Interface dataset entries:
-=-=-=-=-

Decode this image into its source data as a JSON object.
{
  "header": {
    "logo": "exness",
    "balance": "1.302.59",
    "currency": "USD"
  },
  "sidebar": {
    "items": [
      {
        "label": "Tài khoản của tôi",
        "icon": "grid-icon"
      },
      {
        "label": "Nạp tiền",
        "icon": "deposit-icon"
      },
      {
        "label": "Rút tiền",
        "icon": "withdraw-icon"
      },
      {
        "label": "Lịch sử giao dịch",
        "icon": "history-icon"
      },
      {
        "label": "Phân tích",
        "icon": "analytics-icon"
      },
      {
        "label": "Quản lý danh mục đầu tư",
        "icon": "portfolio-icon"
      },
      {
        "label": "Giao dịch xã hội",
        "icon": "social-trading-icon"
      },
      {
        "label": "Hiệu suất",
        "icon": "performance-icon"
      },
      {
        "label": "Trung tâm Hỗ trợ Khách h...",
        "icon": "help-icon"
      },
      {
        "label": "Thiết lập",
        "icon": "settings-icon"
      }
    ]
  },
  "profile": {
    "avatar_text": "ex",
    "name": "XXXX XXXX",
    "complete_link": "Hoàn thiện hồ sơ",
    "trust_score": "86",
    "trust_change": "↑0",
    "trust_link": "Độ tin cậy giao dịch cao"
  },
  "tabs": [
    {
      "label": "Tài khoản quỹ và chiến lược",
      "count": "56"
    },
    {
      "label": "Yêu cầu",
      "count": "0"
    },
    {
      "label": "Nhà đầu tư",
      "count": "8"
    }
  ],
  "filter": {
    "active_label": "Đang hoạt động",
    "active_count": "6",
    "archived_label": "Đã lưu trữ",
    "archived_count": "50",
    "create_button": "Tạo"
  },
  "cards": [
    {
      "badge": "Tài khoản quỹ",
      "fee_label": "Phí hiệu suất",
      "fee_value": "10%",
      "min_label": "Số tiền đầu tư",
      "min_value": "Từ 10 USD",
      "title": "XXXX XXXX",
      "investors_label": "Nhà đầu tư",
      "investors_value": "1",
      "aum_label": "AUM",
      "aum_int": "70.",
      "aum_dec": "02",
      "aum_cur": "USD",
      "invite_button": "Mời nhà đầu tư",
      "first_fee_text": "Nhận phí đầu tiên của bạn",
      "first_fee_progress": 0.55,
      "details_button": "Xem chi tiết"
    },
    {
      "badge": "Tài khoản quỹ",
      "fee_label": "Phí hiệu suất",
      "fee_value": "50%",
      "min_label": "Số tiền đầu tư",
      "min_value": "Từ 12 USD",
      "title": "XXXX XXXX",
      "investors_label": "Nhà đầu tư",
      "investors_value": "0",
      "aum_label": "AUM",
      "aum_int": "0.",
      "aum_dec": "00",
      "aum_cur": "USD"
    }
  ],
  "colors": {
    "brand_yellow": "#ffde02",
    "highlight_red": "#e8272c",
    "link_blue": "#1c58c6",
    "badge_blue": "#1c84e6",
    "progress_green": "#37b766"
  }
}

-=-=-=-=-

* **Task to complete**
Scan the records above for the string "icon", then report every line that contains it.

* **Written solution**
        "icon": "grid-icon"
        "icon": "deposit-icon"
        "icon": "withdraw-icon"
        "icon": "history-icon"
        "icon": "analytics-icon"
        "icon": "portfolio-icon"
        "icon": "social-trading-icon"
        "icon": "performance-icon"
        "icon": "help-icon"
        "icon": "settings-icon"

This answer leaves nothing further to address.